Which of the lines below contain the string "date"? Pull each one out of the data.

■ Information shown ■
○ ○ ○

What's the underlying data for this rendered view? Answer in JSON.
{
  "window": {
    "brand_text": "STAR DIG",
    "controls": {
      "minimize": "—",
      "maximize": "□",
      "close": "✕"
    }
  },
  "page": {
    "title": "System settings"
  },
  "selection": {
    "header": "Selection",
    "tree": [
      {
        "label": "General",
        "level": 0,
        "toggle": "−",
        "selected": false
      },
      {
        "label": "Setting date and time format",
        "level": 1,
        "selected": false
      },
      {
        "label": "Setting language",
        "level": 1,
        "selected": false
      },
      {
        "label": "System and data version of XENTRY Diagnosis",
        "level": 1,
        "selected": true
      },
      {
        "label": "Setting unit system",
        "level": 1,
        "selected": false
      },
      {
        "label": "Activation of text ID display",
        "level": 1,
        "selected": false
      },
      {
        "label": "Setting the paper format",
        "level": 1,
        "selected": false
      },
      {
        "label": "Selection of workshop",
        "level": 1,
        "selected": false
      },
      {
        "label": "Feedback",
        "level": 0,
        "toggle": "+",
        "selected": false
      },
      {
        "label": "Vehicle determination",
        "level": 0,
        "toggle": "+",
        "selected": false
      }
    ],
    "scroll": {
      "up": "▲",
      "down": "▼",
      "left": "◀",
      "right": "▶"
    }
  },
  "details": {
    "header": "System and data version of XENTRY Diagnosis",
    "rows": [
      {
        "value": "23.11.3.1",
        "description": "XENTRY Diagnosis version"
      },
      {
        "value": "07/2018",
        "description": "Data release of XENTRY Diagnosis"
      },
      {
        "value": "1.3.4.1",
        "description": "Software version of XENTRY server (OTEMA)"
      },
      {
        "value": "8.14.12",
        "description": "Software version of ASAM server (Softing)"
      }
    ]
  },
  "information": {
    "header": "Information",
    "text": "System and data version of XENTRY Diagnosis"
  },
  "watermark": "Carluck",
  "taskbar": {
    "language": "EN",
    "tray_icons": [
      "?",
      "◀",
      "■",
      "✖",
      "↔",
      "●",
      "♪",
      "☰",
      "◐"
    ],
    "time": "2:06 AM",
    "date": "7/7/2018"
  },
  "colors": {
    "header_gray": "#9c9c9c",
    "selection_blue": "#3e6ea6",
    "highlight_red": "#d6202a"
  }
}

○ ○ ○

■ Answer to this problem ■
        "label": "Setting date and time format",
    "date": "7/7/2018"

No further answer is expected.